The exhibition, Sappho to Suffrage: Women who dared, marks 100 years since passage of the Representation of the People Act, and covers 2,000 years of history, beginning with second-century fragments of Sappho's poetry on papyrus and highlighting 80 books and objects showcasing stories of women who stand out for their daring work, adventuring spirit, creative gifts, and impact on history.
There are exceptional works on display, from a ninth-century poetry manuscript, "The 36 Immortals of Poetry," turned to an illustration of Lady Ise, one of the five women poets included; to the handwritten leaves of Mary Shelley's Frankenstein (in which she notes where to begin chapter two in the margin); and the only known surviving copy of Suffragetto, a formidable-looking board game that pits suffragettes against the police to gain entry into the House of Commons--it was produced by the militant British Women's Social and Political Union to raise money for the suffragette campaign.

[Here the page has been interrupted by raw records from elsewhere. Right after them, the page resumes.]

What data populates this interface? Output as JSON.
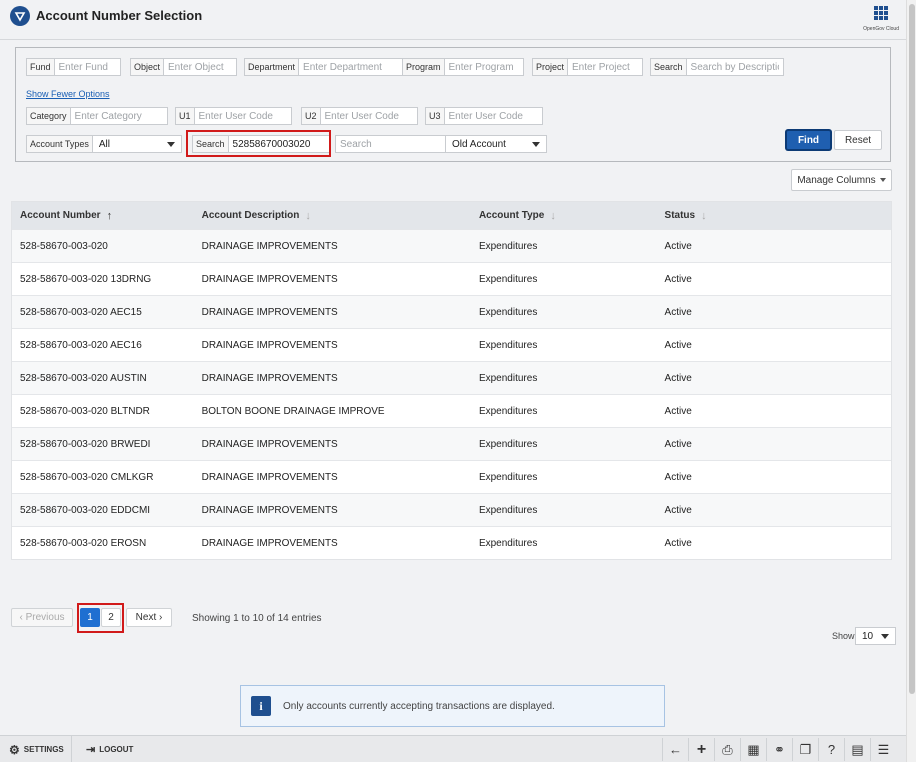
{
  "header": {
    "title": "Account Number Selection",
    "brand": "OpenGov Cloud"
  },
  "filters": {
    "fund": {
      "label": "Fund",
      "placeholder": "Enter Fund"
    },
    "object": {
      "label": "Object",
      "placeholder": "Enter Object"
    },
    "department": {
      "label": "Department",
      "placeholder": "Enter Department"
    },
    "program": {
      "label": "Program",
      "placeholder": "Enter Program"
    },
    "project": {
      "label": "Project",
      "placeholder": "Enter Project"
    },
    "search_desc": {
      "label": "Search",
      "placeholder": "Search by Description"
    },
    "fewer_link": "Show Fewer Options",
    "category": {
      "label": "Category",
      "placeholder": "Enter Category"
    },
    "u1": {
      "label": "U1",
      "placeholder": "Enter User Code"
    },
    "u2": {
      "label": "U2",
      "placeholder": "Enter User Code"
    },
    "u3": {
      "label": "U3",
      "placeholder": "Enter User Code"
    },
    "account_types": {
      "label": "Account Types",
      "value": "All"
    },
    "search_num": {
      "label": "Search",
      "value": "52858670003020"
    },
    "search_old": {
      "placeholder": "Search"
    },
    "old_account": {
      "value": "Old Account"
    },
    "find_label": "Find",
    "reset_label": "Reset"
  },
  "manage_columns": "Manage Columns",
  "table": {
    "columns": [
      "Account Number",
      "Account Description",
      "Account  Type",
      "Status"
    ],
    "rows": [
      [
        "528-58670-003-020",
        "DRAINAGE IMPROVEMENTS",
        "Expenditures",
        "Active"
      ],
      [
        "528-58670-003-020 13DRNG",
        "DRAINAGE IMPROVEMENTS",
        "Expenditures",
        "Active"
      ],
      [
        "528-58670-003-020 AEC15",
        "DRAINAGE IMPROVEMENTS",
        "Expenditures",
        "Active"
      ],
      [
        "528-58670-003-020 AEC16",
        "DRAINAGE IMPROVEMENTS",
        "Expenditures",
        "Active"
      ],
      [
        "528-58670-003-020 AUSTIN",
        "DRAINAGE IMPROVEMENTS",
        "Expenditures",
        "Active"
      ],
      [
        "528-58670-003-020 BLTNDR",
        "BOLTON BOONE DRAINAGE IMPROVE",
        "Expenditures",
        "Active"
      ],
      [
        "528-58670-003-020 BRWEDI",
        "DRAINAGE IMPROVEMENTS",
        "Expenditures",
        "Active"
      ],
      [
        "528-58670-003-020 CMLKGR",
        "DRAINAGE IMPROVEMENTS",
        "Expenditures",
        "Active"
      ],
      [
        "528-58670-003-020 EDDCMI",
        "DRAINAGE IMPROVEMENTS",
        "Expenditures",
        "Active"
      ],
      [
        "528-58670-003-020 EROSN",
        "DRAINAGE IMPROVEMENTS",
        "Expenditures",
        "Active"
      ]
    ]
  },
  "pagination": {
    "prev": "Previous",
    "pages": [
      "1",
      "2"
    ],
    "next": "Next",
    "showing": "Showing 1 to 10 of 14 entries",
    "show_label": "Show",
    "show_value": "10"
  },
  "info": "Only accounts currently accepting transactions are displayed.",
  "footer": {
    "settings": "SETTINGS",
    "logout": "LOGOUT"
  },
  "tools": [
    "back-arrow-icon",
    "plus-icon",
    "print-icon",
    "grid-icon",
    "binoculars-icon",
    "comments-icon",
    "help-icon",
    "calendar-icon",
    "tree-icon"
  ]
}
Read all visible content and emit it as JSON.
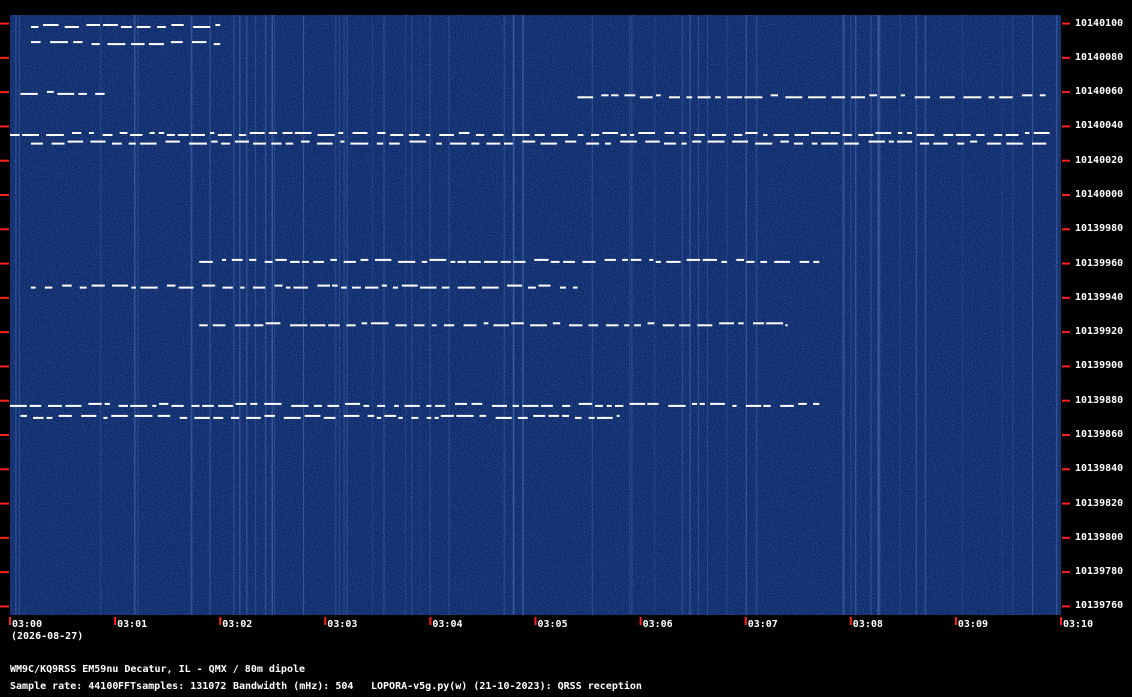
{
  "chart_data": {
    "type": "heatmap",
    "title": "",
    "x_ticks": [
      "03:00",
      "03:01",
      "03:02",
      "03:03",
      "03:04",
      "03:05",
      "03:06",
      "03:07",
      "03:08",
      "03:09",
      "03:10"
    ],
    "date_label": "(2026-08-27)",
    "y_ticks": [
      "10140100",
      "10140080",
      "10140060",
      "10140040",
      "10140020",
      "10140000",
      "10139980",
      "10139960",
      "10139940",
      "10139920",
      "10139900",
      "10139880",
      "10139860",
      "10139840",
      "10139820",
      "10139800",
      "10139780",
      "10139760"
    ],
    "x_range": [
      "03:00",
      "03:10"
    ],
    "y_range": [
      10139755,
      10140105
    ],
    "colors": {
      "background": "#0d2a6b",
      "signal": "#ffffff",
      "tick": "#ff2020",
      "frame": "#000000"
    },
    "traces": [
      {
        "freq": 10140098,
        "start": "03:00.2",
        "end": "03:02.0"
      },
      {
        "freq": 10140088,
        "start": "03:00.2",
        "end": "03:02.0"
      },
      {
        "freq": 10140059,
        "start": "03:00.1",
        "end": "03:00.9"
      },
      {
        "freq": 10140057,
        "start": "03:05.4",
        "end": "03:09.9"
      },
      {
        "freq": 10140035,
        "start": "03:00.0",
        "end": "03:09.9"
      },
      {
        "freq": 10140030,
        "start": "03:00.2",
        "end": "03:09.9"
      },
      {
        "freq": 10139961,
        "start": "03:01.8",
        "end": "03:07.7"
      },
      {
        "freq": 10139946,
        "start": "03:00.2",
        "end": "03:05.4"
      },
      {
        "freq": 10139924,
        "start": "03:01.8",
        "end": "03:07.4"
      },
      {
        "freq": 10139877,
        "start": "03:00.0",
        "end": "03:07.7"
      },
      {
        "freq": 10139870,
        "start": "03:00.1",
        "end": "03:05.8"
      }
    ]
  },
  "footer": {
    "station": "WM9C/KQ9RSS EM59nu Decatur, IL - QMX / 80m dipole",
    "sample_rate": "Sample rate: 44100",
    "fft_samples": "FFTsamples: 131072",
    "bandwidth": "Bandwidth (mHz): 504",
    "software": "LOPORA-v5g.py(w) (21-10-2023): QRSS reception"
  }
}
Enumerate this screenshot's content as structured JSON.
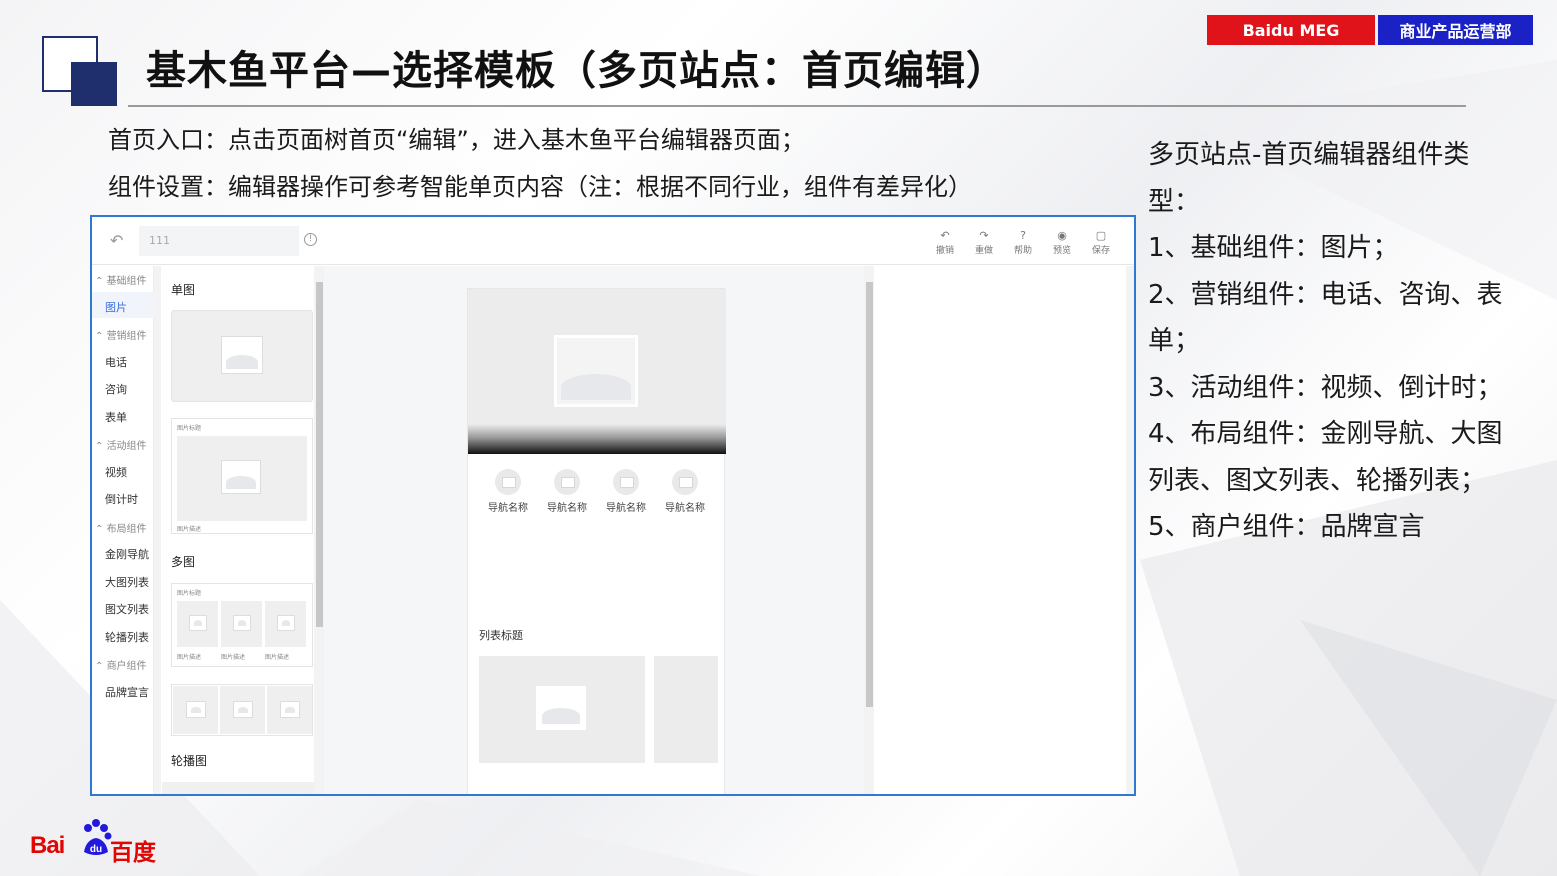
{
  "header": {
    "title": "基木鱼平台—选择模板（多页站点：首页编辑）",
    "tag_left": "Baidu MEG",
    "tag_right": "商业产品运营部"
  },
  "intro": {
    "line1": "首页入口：点击页面树首页“编辑”，进入基木鱼平台编辑器页面；",
    "line2": "组件设置：编辑器操作可参考智能单页内容（注：根据不同行业，组件有差异化）"
  },
  "right_panel": {
    "line1": "多页站点-首页编辑器组件类型：",
    "line2": "1、基础组件：图片；",
    "line3": "2、营销组件：电话、咨询、表单；",
    "line4": "3、活动组件：视频、倒计时；",
    "line5": "4、布局组件：金刚导航、大图列表、图文列表、轮播列表；",
    "line6": "5、商户组件：品牌宣言"
  },
  "editor": {
    "page_name": "111",
    "toolbar": [
      {
        "label": "撤销",
        "icon": "undo-icon",
        "glyph": "↶"
      },
      {
        "label": "重做",
        "icon": "redo-icon",
        "glyph": "↷"
      },
      {
        "label": "帮助",
        "icon": "help-icon",
        "glyph": "?"
      },
      {
        "label": "预览",
        "icon": "eye-icon",
        "glyph": "◉"
      },
      {
        "label": "保存",
        "icon": "save-icon",
        "glyph": "▢"
      }
    ],
    "sidebar": {
      "groups": [
        {
          "label": "基础组件",
          "items": [
            "图片"
          ]
        },
        {
          "label": "营销组件",
          "items": [
            "电话",
            "咨询",
            "表单"
          ]
        },
        {
          "label": "活动组件",
          "items": [
            "视频",
            "倒计时"
          ]
        },
        {
          "label": "布局组件",
          "items": [
            "金刚导航",
            "大图列表",
            "图文列表",
            "轮播列表"
          ]
        },
        {
          "label": "商户组件",
          "items": [
            "品牌宣言"
          ]
        }
      ]
    },
    "library": {
      "single_heading": "单图",
      "multi_heading": "多图",
      "carousel_heading": "轮播图",
      "caption_title": "图片标题",
      "caption_desc": "图片描述"
    },
    "canvas": {
      "nav_items": [
        "导航名称",
        "导航名称",
        "导航名称",
        "导航名称"
      ],
      "list_title": "列表标题"
    }
  },
  "logo": {
    "text": "Bai",
    "du": "du",
    "cn": "百度"
  }
}
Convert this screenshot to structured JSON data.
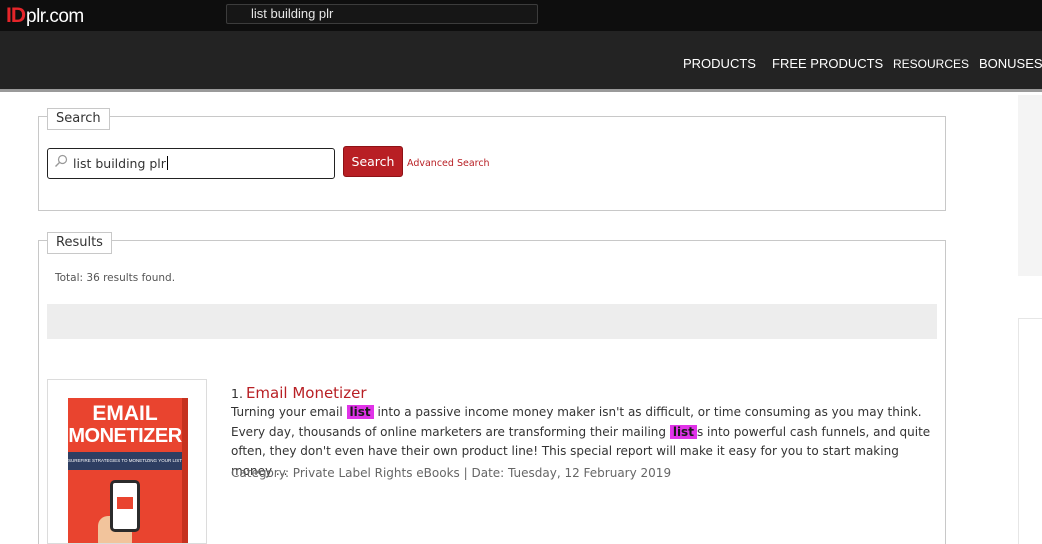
{
  "header": {
    "logo_id": "ID",
    "logo_plr": "plr.com",
    "top_search_value": "list building plr"
  },
  "nav": {
    "items": [
      "PRODUCTS",
      "FREE PRODUCTS",
      "RESOURCES",
      "BONUSES"
    ]
  },
  "search": {
    "legend": "Search",
    "input_value": "list building plr",
    "button_label": "Search",
    "advanced_link": "Advanced Search"
  },
  "results": {
    "legend": "Results",
    "total_text": "Total: 36 results found.",
    "items": [
      {
        "number": "1.",
        "title": "Email Monetizer",
        "desc_part1": "Turning your email ",
        "highlight1": "list",
        "desc_part2": " into a passive income money maker isn't as difficult, or time consuming as you may think. Every day, thousands of online marketers are transforming their mailing ",
        "highlight2": "list",
        "desc_part3": "s into powerful cash funnels, and quite often, they don't even have their own product line! This special report will make it easy for you to start making money ...",
        "meta": "Category: Private Label Rights eBooks | Date: Tuesday, 12 February 2019",
        "cover_line1": "EMAIL",
        "cover_line2": "MONETIZER",
        "cover_band": "SUREFIRE STRATEGIES TO MONETIZING YOUR LIST"
      }
    ]
  },
  "colors": {
    "accent": "#b81f24",
    "highlight": "#e033e8",
    "topbar": "#0e0e0e",
    "navbar": "#232323"
  }
}
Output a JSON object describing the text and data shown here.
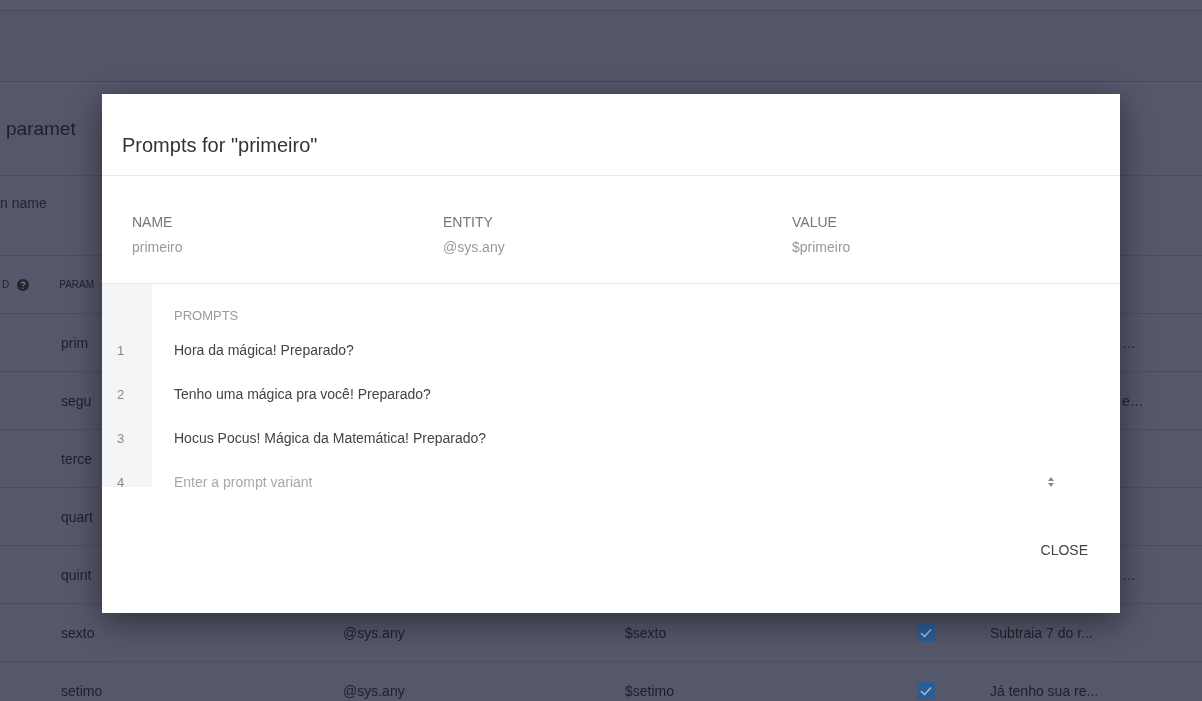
{
  "page": {
    "title": "paramet",
    "search_placeholder": "n name",
    "header": {
      "column_1": "D",
      "column_2": "PARAM"
    },
    "rows": [
      {
        "name": "prim",
        "prompt_tail": "…"
      },
      {
        "name": "segu",
        "prompt_tail": "e…"
      },
      {
        "name": "terce"
      },
      {
        "name": "quart"
      },
      {
        "name": "quint",
        "prompt_tail": "…"
      },
      {
        "name": "sexto",
        "entity": "@sys.any",
        "value": "$sexto",
        "checked": true,
        "prompt": "Subtraia 7 do r..."
      },
      {
        "name": "setimo",
        "entity": "@sys.any",
        "value": "$setimo",
        "checked": true,
        "prompt": "Já tenho sua re..."
      }
    ]
  },
  "dialog": {
    "title": "Prompts for \"primeiro\"",
    "fields": [
      {
        "label": "NAME",
        "value": "primeiro"
      },
      {
        "label": "ENTITY",
        "value": "@sys.any"
      },
      {
        "label": "VALUE",
        "value": "$primeiro"
      }
    ],
    "prompts_label": "PROMPTS",
    "prompts": [
      {
        "number": "1",
        "text": "Hora da mágica! Preparado?"
      },
      {
        "number": "2",
        "text": "Tenho uma mágica pra você! Preparado?"
      },
      {
        "number": "3",
        "text": "Hocus Pocus! Mágica da Matemática! Preparado?"
      }
    ],
    "new_prompt": {
      "number": "4",
      "placeholder": "Enter a prompt variant"
    },
    "close": "CLOSE"
  }
}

In addition to Jane Austen's notebooks, the exhibition has other famous literary luminaries' work. There are also manuscripts and notes by groundbreaking scientists, including the French royal midwife Louise Bourgeois, and politcial campaigners including Mary Wollstonecraft. A beautifully embroidered book by a young Elizabeth I that she made for her stepmother is displayed next to the work of famous women bookbinders.
The attention to Tolkien at the Bodleian is much deserved, but the stunning brilliance of women's contributions on display right across the hall is worth equal, if not more, consideration, for how many women we constantly forget and have to rediscover are on display right next to the ones we never forget, reminding visitors of the depth and excellence of women's contributions to history and how often they are overlooked.
The exhibition was curated by Professor Senia Paseta, co-director of Women in the Humanities, and History Tutor at St. Hugh's College, University of Oxford. It remains on view through February 3, 2019.
Image: The only known surviving version of the board game Suffragetto. Courtesy of the Bodleian Library